In the present case, Rancho Santa Fe as a development constitutes an independent community within the meaning of the statute. Rancho Santa Fe is a housing development, significant in size and self-contained in orientation. It is not the ordinary residential grouping of tract homes, but is an independent community separated geographically from the central area of the city of San Diego of which Rancho Santa Fe is a sub-part. Rancho Santa Fe has its own post office and zip code and, while a few nearby developments such as Fairbanks Ranch share that post office, it is not alleged or contended that Fairbanks Ranch and Rancho Santa Fe are part of the same community.

Given the conclusion that the development of Rancho Santa Fe is coextensive with the community of Rancho Santa Fe, and that Rancho Santa Fe is an independent community, it necessarily follows that the benefits which are provided to the members of the Association which represents the entire community of Rancho Santa Fe promote the general welfare of the people of the community in accordance with the statutory exemption. The fact that in so doing the Association also benefits whoever else might want to avail themselves of the open space, athletic fields, parklands, hiking and bridle trails that constitutes over two-thirds of the Association's land, is but an added benefit of the Association's activities. The critical factor is that the Association benefits the community it serves and represents on an unrestricted basis.

Thus, only where an association represents less than the entire community is it a concern whether the benefits of the association are made available to the general public, because in that situation the benefits which are restricted to association members are not benefiting the community as a whole. There is no requirement, however, that if the work of the association benefits the entire community, that it must also benefit the general public in terms of the world-at-large. To graft upon the exemption this additional requirement negates the statutory intent and the language of the regulation which speaks in terms of benefiting the "community." It would also undermine the purpose behind this legislation which was to encourage communities such as Rancho Santa Fe to provide benefits to its residents. See, People's Educational Camp Society, Inc. v. Commissioner, 331 F.2d 923, 932 [13 AFTR 2d 1319] (2d Cir. 1964).

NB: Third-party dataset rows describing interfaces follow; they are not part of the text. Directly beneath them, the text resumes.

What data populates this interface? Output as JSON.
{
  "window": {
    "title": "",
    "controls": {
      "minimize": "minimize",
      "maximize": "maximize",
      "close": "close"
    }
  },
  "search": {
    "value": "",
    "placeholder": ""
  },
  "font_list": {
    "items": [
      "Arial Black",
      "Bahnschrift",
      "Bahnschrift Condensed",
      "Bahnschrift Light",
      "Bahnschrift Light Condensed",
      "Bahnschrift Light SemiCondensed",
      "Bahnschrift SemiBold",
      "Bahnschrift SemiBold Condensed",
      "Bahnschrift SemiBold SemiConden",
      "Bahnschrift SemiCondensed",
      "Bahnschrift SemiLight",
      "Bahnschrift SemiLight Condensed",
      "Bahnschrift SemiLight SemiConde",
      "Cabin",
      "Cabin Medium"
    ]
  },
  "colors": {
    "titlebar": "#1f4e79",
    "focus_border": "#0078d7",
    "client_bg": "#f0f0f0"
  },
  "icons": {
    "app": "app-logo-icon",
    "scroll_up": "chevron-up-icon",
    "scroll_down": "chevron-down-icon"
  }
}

To require that Rancho Santa Fe give unlimited access to its golf course and tennis courts beyond the community it serves to the world-at-large in order to obtain the exemption at issue is a neither necessary nor mandated condition. To impose such a requirement would defeat the statutory purpose of the exemption which encourages the provision of services to communities, in that requiring unlimited access to these facilities would necessarily lessen the benefit to the community which the Association represents. Only so many rounds of golf and games of tennis can be played at these facilities and the demand upon them created by the Rancho Santa Fe community alone is great. To order that these facilities must also benefit surrounding communities would result in a concomitant decrease in availability of these facilities to Rancho Santa Fe itself. Congress did not require that, in order to obtain this exemption, an association must serve an entire city, or even several communities; service to a single community was viewed as sufficient. The Rancho Santa Fe Association, by serving well the community of Rancho Santa Fe, is entitled to this exemption. That has been the position of IRS, as communicated to the Association, for many years. Nothing whatever has changed during those years in the operation, custom or usage of the Association facilities except to broaden public access to those facilities. Under such circumstances, to now seek to eliminate such exemption for the Association without any change whatever in the statutory scheme of regulations of the agency would appear to be inequitable at best.

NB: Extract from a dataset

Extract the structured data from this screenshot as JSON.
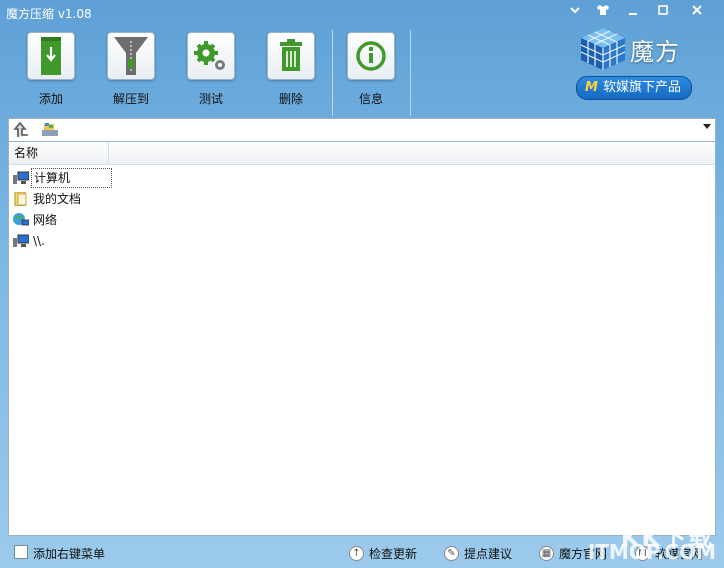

For these reasons, plaintiff's motion for summary judgment must be granted.

Adams Stirling PLC